**SUPPLIED INFORMATION**

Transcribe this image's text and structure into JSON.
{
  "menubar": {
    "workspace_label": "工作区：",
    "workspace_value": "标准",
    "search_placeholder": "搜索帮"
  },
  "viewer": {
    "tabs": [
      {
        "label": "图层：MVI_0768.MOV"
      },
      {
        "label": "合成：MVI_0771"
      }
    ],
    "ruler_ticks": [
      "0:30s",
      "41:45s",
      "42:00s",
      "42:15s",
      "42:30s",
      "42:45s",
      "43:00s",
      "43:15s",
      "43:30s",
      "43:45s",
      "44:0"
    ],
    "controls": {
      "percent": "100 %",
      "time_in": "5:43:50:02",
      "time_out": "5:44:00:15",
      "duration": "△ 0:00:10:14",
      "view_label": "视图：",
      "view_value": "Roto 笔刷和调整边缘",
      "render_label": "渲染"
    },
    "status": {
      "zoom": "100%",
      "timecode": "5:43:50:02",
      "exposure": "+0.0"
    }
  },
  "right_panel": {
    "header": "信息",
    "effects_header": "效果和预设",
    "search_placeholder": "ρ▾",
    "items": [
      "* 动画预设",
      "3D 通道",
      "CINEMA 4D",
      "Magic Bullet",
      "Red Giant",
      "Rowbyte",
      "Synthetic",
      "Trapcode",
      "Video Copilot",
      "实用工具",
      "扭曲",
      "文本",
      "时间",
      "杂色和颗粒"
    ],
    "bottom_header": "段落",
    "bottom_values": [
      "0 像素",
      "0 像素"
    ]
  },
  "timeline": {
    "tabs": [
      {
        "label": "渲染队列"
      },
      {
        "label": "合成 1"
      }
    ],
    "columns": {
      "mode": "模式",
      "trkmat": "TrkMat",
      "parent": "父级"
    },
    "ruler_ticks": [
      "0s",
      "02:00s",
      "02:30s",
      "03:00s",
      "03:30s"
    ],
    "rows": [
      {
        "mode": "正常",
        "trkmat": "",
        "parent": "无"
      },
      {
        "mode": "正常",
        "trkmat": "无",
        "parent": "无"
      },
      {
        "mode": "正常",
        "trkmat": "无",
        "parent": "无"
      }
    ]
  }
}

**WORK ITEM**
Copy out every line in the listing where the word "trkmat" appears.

**ANSWER FOR THIS EXERCISE**
      "trkmat": "TrkMat",
        "trkmat": "",
        "trkmat": "无",
        "trkmat": "无",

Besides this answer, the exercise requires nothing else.